Problem details
In the entries below, how many lines hold the word "Spot"? Answer with the number only.

Data about app and page elements:
+===+

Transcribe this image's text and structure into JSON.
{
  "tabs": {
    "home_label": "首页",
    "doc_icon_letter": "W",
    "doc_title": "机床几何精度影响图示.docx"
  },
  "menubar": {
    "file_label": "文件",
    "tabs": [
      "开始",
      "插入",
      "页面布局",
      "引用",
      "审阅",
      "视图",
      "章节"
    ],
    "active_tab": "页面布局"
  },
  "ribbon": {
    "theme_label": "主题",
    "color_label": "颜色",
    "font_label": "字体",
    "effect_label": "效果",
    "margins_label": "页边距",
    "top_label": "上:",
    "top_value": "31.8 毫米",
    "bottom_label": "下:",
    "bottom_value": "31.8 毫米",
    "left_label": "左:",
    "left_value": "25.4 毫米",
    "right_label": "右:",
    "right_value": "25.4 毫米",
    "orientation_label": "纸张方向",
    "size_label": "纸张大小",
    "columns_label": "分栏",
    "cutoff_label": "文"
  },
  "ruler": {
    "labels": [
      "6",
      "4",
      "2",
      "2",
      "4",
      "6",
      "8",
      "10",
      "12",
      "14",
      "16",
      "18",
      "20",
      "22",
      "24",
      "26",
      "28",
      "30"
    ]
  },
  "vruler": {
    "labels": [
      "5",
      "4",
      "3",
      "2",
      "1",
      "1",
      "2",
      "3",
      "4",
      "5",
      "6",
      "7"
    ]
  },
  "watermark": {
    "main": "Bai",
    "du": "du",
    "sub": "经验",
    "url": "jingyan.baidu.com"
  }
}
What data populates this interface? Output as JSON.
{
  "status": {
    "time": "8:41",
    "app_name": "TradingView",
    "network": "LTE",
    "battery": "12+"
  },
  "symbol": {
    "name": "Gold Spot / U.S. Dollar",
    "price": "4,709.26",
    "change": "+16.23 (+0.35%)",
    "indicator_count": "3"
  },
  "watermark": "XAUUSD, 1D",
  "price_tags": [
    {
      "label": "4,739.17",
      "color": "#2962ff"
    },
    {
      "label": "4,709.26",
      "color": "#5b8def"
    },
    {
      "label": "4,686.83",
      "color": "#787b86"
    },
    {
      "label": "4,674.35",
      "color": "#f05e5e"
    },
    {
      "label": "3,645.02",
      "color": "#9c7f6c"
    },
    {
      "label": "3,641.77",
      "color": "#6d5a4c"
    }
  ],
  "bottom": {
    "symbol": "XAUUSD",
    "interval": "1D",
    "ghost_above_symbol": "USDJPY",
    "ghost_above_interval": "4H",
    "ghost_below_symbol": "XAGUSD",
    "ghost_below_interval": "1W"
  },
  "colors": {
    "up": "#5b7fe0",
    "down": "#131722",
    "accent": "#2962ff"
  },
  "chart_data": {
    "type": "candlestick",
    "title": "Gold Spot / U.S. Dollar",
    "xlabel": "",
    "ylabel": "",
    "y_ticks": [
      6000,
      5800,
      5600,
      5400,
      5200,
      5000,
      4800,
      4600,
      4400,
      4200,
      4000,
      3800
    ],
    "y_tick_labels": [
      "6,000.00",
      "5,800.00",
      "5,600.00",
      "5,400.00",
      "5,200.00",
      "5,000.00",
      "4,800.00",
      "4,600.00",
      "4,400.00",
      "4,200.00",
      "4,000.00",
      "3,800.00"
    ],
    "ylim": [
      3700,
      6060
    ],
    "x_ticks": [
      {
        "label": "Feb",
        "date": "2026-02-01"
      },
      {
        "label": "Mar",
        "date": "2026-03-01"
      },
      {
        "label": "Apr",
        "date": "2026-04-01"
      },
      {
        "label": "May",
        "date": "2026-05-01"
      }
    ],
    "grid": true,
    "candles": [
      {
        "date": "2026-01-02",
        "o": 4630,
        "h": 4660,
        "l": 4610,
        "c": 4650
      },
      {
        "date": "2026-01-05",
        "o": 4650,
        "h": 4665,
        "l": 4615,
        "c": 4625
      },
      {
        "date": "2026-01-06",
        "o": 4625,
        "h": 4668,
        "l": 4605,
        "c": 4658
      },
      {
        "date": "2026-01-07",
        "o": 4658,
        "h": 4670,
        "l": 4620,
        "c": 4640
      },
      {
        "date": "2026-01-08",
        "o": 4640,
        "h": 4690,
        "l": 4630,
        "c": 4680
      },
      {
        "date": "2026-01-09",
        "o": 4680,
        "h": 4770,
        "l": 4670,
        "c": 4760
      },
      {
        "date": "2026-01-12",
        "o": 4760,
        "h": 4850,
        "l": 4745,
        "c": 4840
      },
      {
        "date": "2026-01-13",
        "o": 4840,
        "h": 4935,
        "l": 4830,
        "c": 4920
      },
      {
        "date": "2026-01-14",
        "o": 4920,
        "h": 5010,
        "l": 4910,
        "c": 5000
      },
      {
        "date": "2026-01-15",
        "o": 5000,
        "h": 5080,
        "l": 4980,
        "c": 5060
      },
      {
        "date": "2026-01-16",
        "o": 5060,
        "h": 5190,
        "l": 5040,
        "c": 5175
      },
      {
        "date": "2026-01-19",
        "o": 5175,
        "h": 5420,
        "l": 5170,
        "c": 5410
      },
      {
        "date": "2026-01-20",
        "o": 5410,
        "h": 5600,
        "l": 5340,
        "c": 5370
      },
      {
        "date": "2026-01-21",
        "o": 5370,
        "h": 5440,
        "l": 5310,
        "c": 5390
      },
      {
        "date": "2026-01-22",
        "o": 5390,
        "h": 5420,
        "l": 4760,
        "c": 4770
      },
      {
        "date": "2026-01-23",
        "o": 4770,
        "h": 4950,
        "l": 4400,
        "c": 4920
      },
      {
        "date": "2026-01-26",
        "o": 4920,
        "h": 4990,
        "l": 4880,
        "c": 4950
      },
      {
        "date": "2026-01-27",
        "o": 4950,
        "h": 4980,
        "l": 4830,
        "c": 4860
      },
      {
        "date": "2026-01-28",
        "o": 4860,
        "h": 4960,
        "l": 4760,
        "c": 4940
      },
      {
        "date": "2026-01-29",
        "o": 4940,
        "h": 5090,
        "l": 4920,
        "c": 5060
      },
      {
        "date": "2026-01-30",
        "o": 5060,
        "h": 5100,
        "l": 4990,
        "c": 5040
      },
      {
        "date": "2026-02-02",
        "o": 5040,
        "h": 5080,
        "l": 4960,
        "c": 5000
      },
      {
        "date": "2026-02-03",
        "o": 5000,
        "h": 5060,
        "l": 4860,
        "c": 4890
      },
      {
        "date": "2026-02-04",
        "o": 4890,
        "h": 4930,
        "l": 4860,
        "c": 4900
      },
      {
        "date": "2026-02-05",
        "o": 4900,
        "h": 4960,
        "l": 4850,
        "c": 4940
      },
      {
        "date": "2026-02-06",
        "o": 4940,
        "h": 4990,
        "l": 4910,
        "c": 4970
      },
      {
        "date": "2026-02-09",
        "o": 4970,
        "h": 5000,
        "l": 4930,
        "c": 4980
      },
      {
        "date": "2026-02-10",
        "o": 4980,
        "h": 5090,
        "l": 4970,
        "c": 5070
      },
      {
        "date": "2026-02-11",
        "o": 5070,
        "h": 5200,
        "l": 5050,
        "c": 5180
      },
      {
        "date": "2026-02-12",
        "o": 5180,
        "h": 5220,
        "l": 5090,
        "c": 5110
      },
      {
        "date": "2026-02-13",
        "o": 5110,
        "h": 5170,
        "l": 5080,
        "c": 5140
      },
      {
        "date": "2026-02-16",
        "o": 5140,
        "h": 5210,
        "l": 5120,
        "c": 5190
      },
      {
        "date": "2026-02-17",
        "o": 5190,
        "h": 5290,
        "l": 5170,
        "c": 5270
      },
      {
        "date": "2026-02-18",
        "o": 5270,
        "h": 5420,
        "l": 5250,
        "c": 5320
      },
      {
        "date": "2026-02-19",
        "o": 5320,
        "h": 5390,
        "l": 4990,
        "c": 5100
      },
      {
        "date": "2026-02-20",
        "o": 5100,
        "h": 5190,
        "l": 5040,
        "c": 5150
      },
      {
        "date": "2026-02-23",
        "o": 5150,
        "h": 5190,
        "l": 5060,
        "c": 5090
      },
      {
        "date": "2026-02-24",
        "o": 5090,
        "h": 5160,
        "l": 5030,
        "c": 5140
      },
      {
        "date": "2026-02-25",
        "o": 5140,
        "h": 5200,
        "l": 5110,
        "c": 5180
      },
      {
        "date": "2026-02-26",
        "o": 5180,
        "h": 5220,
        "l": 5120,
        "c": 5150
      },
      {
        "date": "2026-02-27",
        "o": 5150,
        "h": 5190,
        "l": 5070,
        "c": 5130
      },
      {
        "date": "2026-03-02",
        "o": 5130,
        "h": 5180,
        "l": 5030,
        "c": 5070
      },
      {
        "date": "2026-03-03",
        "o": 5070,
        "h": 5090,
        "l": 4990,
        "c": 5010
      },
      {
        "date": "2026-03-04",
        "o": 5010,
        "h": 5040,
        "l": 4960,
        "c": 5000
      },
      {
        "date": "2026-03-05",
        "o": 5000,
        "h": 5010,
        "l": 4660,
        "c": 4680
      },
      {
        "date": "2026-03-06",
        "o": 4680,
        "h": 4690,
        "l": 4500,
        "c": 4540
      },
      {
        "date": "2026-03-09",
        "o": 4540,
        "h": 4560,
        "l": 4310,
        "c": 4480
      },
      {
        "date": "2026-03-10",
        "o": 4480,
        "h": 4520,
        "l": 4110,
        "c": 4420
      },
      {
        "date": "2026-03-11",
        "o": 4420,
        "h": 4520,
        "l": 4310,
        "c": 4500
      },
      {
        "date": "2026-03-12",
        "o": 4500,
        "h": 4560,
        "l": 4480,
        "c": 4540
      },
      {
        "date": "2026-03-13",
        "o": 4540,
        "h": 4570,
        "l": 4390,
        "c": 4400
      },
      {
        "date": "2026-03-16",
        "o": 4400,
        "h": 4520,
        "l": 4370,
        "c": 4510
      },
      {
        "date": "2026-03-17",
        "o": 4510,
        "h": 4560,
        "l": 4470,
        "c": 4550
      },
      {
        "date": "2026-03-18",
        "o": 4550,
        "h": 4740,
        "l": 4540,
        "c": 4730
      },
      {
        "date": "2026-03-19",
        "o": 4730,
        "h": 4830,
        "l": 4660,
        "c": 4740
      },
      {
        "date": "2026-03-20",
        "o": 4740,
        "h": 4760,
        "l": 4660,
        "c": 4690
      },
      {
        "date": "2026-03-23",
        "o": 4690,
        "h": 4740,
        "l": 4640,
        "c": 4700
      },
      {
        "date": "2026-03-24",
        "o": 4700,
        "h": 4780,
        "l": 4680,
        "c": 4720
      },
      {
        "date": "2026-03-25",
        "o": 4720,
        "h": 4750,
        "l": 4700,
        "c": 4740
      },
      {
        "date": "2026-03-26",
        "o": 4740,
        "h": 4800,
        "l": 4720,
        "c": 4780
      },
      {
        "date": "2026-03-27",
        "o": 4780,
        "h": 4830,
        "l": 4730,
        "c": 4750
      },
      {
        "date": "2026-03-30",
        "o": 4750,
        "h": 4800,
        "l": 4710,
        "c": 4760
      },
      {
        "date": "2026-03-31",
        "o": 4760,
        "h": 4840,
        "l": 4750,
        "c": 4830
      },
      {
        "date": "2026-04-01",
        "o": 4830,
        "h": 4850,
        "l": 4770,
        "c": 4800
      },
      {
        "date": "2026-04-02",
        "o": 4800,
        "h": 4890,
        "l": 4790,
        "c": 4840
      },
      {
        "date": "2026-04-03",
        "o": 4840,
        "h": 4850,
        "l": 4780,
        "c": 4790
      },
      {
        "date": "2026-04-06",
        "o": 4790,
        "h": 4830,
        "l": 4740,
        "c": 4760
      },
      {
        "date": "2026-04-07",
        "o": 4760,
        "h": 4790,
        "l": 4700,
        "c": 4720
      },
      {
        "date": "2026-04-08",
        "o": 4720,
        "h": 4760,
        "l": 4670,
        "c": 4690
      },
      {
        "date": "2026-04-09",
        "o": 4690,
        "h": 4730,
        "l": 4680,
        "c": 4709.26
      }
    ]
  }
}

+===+

The answer
2